In organizations, many think of the neural network as the “grapevine” and give it the same second-class status the medical community gives psychological contributors. Although the neural network frequently operates underground with little structure or accountability, people trust it. In this way, neural networks influence culture because, like a cult, they operate outside the control of leaders and often survive despite leaders’ efforts to marshal them.

When an organization experiences the uncertainty a deal can create, informal communication will fill in the gaps created by either a lack of information or a mistrust of the formal communication leaders provide. The corporate equivalent of adrenaline lights up nodes on the network and keeps them on, creating a sense of danger. People become hyper-vigilant, noticing and interpreting even small acts—frequently incorrectly. A high level of stress hormones cascading in an individual causes an unpleasant, distracting, and often contagious reaction.

Rather than trying to psychoanalyze their people, leaders should spend more time observing them. As amorphous as culture sounds, it comes down to behavior. Think of a cult. How do you know if someone is a member of a cult?
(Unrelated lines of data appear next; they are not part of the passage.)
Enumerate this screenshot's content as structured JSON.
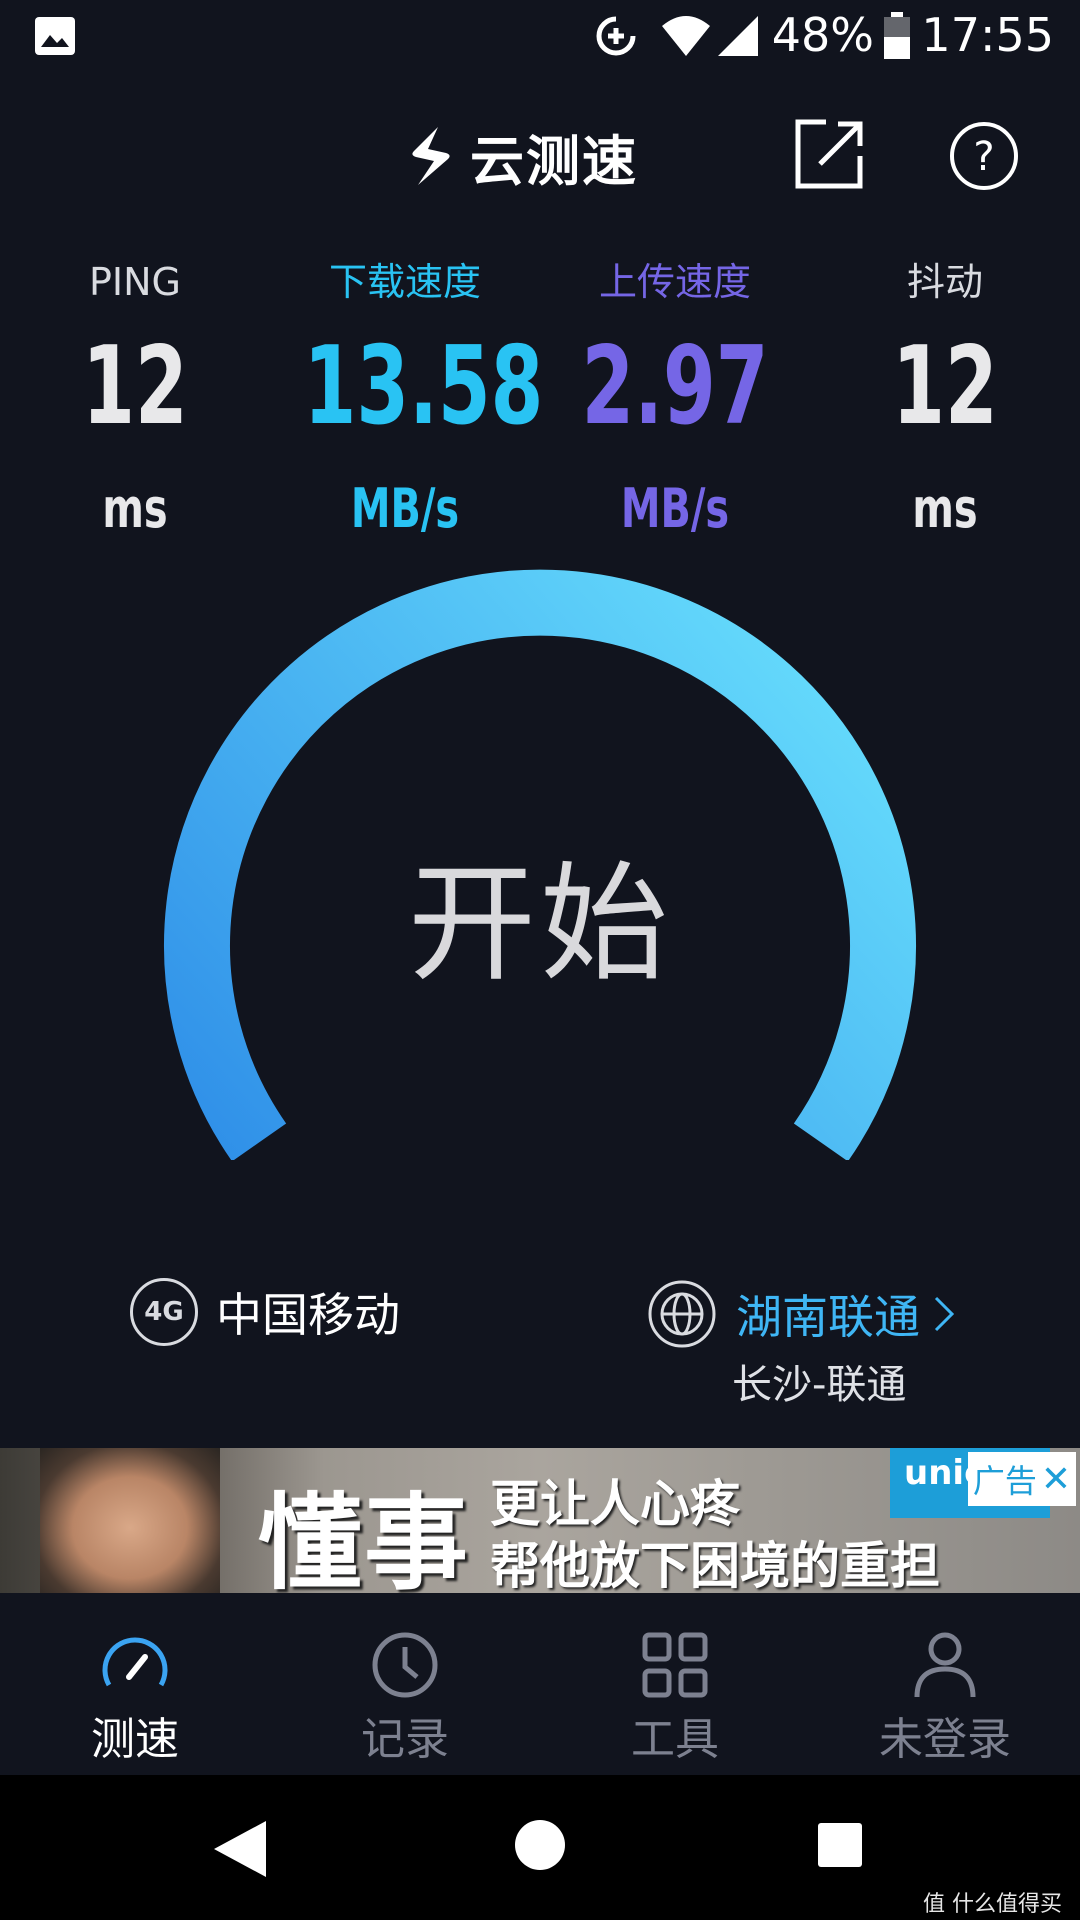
{
  "status_bar": {
    "battery_percent": "48%",
    "time": "17:55"
  },
  "header": {
    "logo_text": "云测速"
  },
  "metrics": {
    "ping": {
      "label": "PING",
      "value": "12",
      "unit": "ms"
    },
    "download": {
      "label": "下载速度",
      "value": "13.58",
      "unit": "MB/s"
    },
    "upload": {
      "label": "上传速度",
      "value": "2.97",
      "unit": "MB/s"
    },
    "jitter": {
      "label": "抖动",
      "value": "12",
      "unit": "ms"
    }
  },
  "gauge": {
    "start_label": "开始"
  },
  "network": {
    "type_badge": "4G",
    "carrier": "中国移动",
    "server_name": "湖南联通",
    "server_location": "长沙-联通"
  },
  "ad": {
    "title": "懂事",
    "line1": "更让人心疼",
    "line2": "帮他放下困境的重担",
    "brand_text": "unic",
    "badge_label": "广告",
    "close_glyph": "✕"
  },
  "tabs": [
    {
      "label": "测速"
    },
    {
      "label": "记录"
    },
    {
      "label": "工具"
    },
    {
      "label": "未登录"
    }
  ],
  "watermark": "值 什么值得买",
  "colors": {
    "background": "#11141e",
    "download": "#29c3f3",
    "upload": "#7566e6",
    "gauge_start": "#2f8fe8",
    "gauge_end": "#63d8fb"
  }
}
You observe patterns of behavior that allow you to determine membership and affinity.

Many think that beliefs guide behavior, and sometimes they do. At other times, powerful beliefs emerge as a result of behavior, because they justify what we have already done.

To build a healthy neural network, leaders need to do three things.

  • First, identify the behaviors consistent with success, given the goals and strategy.
  • Second, fan the flames of motivation by matching talent to the role and giving people autonomy over how they work.
  • Third, remove people who threaten to jeopardize what you are trying to accomplish.

The decisions leaders make, especially the tough calls, signal to everyone whether what they say is true or not. When the behavior of the leaders matches what they say, the entire system breathes a sigh of relief.

A neural network exists in your business. Make yours a super highway for productivity and feelings of accomplishment.